Jon Butler is the Howard R. Lamar Professor Emeritus of American Studies, History, and Religious Studies at Yale University, an adjunct research professor of history at the University of Minnesota, Twin Cities, and a past president of the OAH. His award-winning books include The Huguenots in America: A Refugee People in New World Society (1983); Awash in A Sea of Faith: Christianizing the American People (1990); and Becoming America: The Revolution Before 1776 (2000). His newest project is a history of religion in Manhattan between the Gilded Age and the 1960 Kennedy election, entitled "God in Gotham."

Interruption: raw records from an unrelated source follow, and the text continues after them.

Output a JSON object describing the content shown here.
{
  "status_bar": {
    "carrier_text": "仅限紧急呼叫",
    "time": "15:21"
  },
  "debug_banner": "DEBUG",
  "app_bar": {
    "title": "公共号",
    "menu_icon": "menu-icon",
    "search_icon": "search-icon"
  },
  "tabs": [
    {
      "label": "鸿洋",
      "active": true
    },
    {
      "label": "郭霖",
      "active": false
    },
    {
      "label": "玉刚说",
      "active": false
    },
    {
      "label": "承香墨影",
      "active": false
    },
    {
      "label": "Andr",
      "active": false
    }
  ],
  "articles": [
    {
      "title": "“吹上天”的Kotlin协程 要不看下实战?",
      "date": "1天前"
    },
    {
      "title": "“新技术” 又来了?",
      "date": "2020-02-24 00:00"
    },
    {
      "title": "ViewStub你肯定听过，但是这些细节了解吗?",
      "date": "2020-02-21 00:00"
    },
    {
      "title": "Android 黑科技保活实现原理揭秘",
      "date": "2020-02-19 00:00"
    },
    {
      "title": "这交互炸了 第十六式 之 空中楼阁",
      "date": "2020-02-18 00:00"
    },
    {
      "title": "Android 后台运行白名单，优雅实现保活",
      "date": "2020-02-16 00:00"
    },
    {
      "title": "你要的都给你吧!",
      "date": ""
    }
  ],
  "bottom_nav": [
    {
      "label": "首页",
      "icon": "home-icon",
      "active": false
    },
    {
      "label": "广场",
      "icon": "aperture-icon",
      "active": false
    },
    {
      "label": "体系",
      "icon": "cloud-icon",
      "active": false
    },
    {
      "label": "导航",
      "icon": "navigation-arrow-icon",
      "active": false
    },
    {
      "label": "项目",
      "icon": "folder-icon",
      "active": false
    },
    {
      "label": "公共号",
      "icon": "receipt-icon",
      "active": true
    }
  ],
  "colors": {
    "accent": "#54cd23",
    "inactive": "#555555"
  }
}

Almost all textbooks in American history generally as well as in American religious history specifically give exceptional attention to the seventeenth-century Puritans, and in popular culture, they are often described as creating the foundation for America's most important religious traditions. This talk asks a simple question: are the Puritans overemphasized? It's answer is yes - and no. Yes, in that even in the seventeenth century America's religious makeup proved exceptionally complicated and only became more so in the eighteenth-century and later. No, in that the Puritans' unusually abundant self-expression and the fortunate retention of so much of it has long provided historians with sources often lacking elsewhere, in addition to the fact that the Puritans own complexities provide critical clues to the emerging pluralism and religious vitality that would distinguish America for the next several centuries.